This left 91 unanswered questions. A second public survey, taken by 753 people, was used to prioritise these questions. The 25 questions that were rated the most important were taken to a workshop. Attendees discussed and prioritised the questions, coming up with the Top 10 questions, within the theme of interventions and services, for children and young people’s mental health.
As well as generating the most important priorities for research, the project revealed just how poor we are at getting good information about mental health into the hands of the people who need it. Of the questions submitted by the public, over half of the ones we looked into had already been adequately answered by research. People just didn’t know about it. We think this needs to change as well.
The next step is to get answers to the questions and use them to shape policy and practice. The McPin Foundation calls on research funders to fund research that addresses these priorities, and researchers to develop studies that answer the questions and include young people in the design and delivery of their research. Policymakers need to use the answers to formulate policy that leads to meaningful change.
“The starting point of the Top 10 was a public survey that attracted responses from a diverse range of people. This means the priorities can be seen as an insight into the nation’s psyche when it comes to the state of our children’s mental health. In other words, the list captures a snapshot of what we are anxious about. It is no surprise to see questions about suicide, the role of schools and the impact of parenting as all have a significant impact on children, families, communities and our society”. Vanessa Pinfold, Co-founder and Research Director at McPin
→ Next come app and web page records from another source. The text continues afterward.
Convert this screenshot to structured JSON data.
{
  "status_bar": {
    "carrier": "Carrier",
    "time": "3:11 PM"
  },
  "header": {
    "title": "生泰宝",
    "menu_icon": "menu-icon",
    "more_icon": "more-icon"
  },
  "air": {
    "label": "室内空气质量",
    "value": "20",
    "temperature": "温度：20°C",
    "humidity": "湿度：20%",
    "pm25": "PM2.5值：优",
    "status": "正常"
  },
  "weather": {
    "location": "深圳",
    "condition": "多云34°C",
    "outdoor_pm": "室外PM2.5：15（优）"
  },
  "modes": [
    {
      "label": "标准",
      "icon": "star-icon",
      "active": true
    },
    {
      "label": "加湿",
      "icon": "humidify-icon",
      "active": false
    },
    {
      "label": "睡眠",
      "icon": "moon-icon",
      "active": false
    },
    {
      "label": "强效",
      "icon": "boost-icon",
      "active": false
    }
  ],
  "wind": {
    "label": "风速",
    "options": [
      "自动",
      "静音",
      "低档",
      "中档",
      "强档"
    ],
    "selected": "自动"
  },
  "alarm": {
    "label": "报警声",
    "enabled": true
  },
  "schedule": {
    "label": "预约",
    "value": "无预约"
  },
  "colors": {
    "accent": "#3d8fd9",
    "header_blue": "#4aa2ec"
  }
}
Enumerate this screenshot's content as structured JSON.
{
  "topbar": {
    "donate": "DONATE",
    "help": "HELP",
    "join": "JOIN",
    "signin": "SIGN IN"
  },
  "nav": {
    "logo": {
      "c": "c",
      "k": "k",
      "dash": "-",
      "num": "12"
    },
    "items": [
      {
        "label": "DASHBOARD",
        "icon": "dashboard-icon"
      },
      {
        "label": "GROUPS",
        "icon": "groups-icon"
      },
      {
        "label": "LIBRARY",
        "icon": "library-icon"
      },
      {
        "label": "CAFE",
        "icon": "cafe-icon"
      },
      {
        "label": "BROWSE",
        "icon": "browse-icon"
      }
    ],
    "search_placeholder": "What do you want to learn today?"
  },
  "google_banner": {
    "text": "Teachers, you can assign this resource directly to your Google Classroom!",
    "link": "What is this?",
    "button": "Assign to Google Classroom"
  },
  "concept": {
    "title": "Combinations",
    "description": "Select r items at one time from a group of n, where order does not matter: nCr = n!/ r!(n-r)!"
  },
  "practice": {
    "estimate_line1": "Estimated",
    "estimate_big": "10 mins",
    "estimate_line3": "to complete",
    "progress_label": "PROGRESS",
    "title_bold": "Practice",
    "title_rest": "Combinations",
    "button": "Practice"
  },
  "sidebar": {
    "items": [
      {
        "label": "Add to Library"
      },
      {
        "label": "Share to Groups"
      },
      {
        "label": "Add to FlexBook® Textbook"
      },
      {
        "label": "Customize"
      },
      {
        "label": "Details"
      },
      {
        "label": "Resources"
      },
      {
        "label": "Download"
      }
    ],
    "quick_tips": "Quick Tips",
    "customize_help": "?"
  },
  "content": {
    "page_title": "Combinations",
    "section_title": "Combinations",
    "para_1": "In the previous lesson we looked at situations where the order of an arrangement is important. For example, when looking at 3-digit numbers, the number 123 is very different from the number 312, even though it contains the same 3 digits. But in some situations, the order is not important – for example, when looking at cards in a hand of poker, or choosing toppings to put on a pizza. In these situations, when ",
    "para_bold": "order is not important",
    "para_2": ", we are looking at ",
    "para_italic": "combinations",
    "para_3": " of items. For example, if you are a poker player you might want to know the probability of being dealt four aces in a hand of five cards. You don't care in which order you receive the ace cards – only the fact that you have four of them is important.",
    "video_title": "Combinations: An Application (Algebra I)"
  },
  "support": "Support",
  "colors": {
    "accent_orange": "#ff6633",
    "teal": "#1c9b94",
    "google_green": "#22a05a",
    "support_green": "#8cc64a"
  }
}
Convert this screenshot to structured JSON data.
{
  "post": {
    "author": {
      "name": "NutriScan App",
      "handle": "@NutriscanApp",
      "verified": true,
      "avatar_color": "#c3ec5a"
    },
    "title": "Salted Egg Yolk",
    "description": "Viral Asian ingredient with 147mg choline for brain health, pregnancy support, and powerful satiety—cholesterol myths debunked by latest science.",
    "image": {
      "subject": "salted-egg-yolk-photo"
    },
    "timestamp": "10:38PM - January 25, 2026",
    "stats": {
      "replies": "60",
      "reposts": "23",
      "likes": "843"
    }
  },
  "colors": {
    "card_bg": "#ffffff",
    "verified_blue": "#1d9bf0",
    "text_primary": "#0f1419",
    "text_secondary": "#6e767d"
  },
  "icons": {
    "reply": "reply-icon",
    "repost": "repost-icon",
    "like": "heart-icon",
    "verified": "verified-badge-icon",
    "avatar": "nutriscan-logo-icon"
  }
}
“Checking the existing science, it was interesting to see where the evidence holes were and how this matches up with public policy. For example, there is a lot of talk about screening and ‘wellbeing assessments’ in schools right now, with plenty of it assuming that it is a good thing. As question 1 shows, whether screening should be done in the first place and what the best way would be to do it, is still very much an open question. There is potential for harm if it is not done well. Another interesting area was the desire for support while people are on waiting lists (question 5). We discovered that although there is evidence on the size of the waiting lists and research on what can be done to minimise them, there is very little on how to support people while they are waiting. It is almost like a taboo to acknowledge that waiting lists exist, which results in no funding to find out what could help people while they wait for an assessment or treatment to start”. Thomas Kabir, Project Lead for Right People, Right Questions at McPin
“One of the messages to take away from Right People, Right Questions is the importance of involving young people in research. We can’t possibly make discoveries that have real impact without listening to, and collaborating with, the people who will be affected by the research. Throughout Right People, Right Questions, young people have been involved at every stage, from choosing the name to developing the surveys, to analysis and dissemination. Their input has made a real difference, which is what meaningful involvement is all about.” Rachel Temple, Young People’s Coordinator at McPin

“We were pleased to be a funding partner in this work, supporting our commitment to research on children and young people’s mental health. We continue to fund PhDs in this area and have seen an increase in both the number and quality of applications in recent years. The Top 10 will be useful to us as we consider which children and young people’s scholarship to award in 2019”. Clair Chilvers, Mental Health Research UK
You can view the Top 10 questions on the McPin Foundation website at